On his gifts for leadership the writer remembers that strenuous calls were made when a party of thirteen undergraduates (how few of them, alas, are now alive!) set forth at three sailing craft, of various peculiarities but all unstable, to learn navigation and cooking and to explore the Norfolk Broads. Bushell was not the most skilful helmsman. Anthony Simpson was a born shipmaster, and George Willink an apt apprentice. But it was Bushell who maintained discipline in the fleet. He saw to it that we dived for the cutlery which, unwashed, had lain overnight on deck, and eventually had pitched overboard. Standing ankle-deep in a sunny beach, he would forbid strong swimmers in the waves to tempt further the treacherous currents of the Norfolk coast. It was he who painfully calculated the daily cost of our messing, and withheld the extra sardine-tin which would have brought it above the figure which economy enjoined.
Later on, in London, the Rugby Home Mission Clubs for Boys afforded more serious exercise to his talents. Perhaps the layman is pat to underrate the amount of exertion which a day’s devilling in chambers demands. Bushell, at any rate, did not spare himself when it was over. He threw himself into the practical side of social work in Notting Dale, seldom missing his night in charge of a boys’ club, while he was on the managing committee of the Cavendish Club, and one of the original founders of the Cavendish Association. Once a week throughout the season he rode to hounds in Essex. Again, in company with the writer he walked many a weekend and public holiday over the south-eastern cliffs and down the pilgrim-roads, debating the while some question of the day with a vigour that has seldom seemed since the War to have deserved.
He was the most exhilarating of companions. He knew how to draw out the best in men. He broke down their reserves of shyness or sullenness, and healed their discontents with the magic of his sympathy. He was ever admiring the hand of Providence and rejoicing at the goodness which he saw about him.
At Oxford he had not spared time to think seriously of soldiering. Not until after some months in London did he feel the claims of military service. Then, without interrupting his other activities, but at some loss of his society to his friends, he proceeded to qualify for and obtain a commission in the Special Reserve of Officers, being gazetted to the Queen’s, in which Roderick Haigh and Colonel Mackworth were then both serving.
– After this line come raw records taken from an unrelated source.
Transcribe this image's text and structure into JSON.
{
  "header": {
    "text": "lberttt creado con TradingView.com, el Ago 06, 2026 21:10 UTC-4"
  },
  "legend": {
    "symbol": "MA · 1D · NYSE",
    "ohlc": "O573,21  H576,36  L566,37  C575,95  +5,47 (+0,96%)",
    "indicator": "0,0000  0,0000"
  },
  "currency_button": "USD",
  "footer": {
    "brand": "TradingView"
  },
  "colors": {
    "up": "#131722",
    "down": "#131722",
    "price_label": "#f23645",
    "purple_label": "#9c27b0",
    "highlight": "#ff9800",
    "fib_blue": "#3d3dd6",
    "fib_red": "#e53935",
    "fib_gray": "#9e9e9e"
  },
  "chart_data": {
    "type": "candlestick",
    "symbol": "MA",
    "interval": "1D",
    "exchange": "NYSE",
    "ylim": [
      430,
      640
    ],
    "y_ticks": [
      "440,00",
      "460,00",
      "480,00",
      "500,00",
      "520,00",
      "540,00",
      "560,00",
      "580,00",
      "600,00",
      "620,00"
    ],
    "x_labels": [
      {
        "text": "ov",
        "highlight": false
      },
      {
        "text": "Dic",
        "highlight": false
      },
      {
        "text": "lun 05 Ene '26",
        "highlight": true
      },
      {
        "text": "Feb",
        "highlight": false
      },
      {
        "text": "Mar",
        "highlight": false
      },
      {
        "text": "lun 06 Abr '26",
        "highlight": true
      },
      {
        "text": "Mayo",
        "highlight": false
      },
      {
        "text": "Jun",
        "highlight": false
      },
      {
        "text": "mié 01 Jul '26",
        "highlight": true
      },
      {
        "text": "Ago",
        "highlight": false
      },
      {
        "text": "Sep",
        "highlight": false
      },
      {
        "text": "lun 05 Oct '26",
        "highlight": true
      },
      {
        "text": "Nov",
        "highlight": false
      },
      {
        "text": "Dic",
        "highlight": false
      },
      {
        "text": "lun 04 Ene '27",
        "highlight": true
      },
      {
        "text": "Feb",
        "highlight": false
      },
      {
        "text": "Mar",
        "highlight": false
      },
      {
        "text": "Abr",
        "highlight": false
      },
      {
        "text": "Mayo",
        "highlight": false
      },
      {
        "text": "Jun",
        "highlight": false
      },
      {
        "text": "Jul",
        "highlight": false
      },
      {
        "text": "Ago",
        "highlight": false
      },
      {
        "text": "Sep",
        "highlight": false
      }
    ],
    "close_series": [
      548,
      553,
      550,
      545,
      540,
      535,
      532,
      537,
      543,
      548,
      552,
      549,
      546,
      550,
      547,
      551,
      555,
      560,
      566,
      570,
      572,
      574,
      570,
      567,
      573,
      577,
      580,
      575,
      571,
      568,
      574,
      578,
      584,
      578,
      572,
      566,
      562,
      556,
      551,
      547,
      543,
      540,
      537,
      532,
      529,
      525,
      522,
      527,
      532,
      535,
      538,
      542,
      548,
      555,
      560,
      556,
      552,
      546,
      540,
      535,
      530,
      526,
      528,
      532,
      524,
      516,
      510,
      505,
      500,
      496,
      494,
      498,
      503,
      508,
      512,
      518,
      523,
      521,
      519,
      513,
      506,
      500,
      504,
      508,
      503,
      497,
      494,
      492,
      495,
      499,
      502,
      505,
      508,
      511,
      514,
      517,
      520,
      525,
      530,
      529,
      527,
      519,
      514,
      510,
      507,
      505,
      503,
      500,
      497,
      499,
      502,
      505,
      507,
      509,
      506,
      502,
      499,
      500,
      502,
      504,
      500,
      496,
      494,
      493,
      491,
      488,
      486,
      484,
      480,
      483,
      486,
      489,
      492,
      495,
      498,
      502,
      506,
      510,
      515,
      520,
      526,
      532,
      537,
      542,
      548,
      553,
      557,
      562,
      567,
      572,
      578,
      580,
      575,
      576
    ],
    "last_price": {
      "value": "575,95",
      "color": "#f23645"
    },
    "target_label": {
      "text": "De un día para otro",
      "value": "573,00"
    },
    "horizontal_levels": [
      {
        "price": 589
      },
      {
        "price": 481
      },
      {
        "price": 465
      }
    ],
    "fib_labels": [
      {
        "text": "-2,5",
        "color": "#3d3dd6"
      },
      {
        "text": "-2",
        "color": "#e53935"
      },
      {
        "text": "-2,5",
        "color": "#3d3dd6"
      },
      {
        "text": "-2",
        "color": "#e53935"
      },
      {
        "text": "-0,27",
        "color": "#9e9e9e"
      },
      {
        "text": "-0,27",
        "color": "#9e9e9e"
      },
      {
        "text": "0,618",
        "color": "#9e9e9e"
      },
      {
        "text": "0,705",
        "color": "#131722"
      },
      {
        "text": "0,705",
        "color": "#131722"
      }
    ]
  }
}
There he has since displayed in their full development the signal gifts of comradeship, endurance, leadership, and self-sacrifice of which his College and his friends had seen the promise. Their fame will enrich the annals of Corpus; to have known their possessor is the proud consolation of his friends.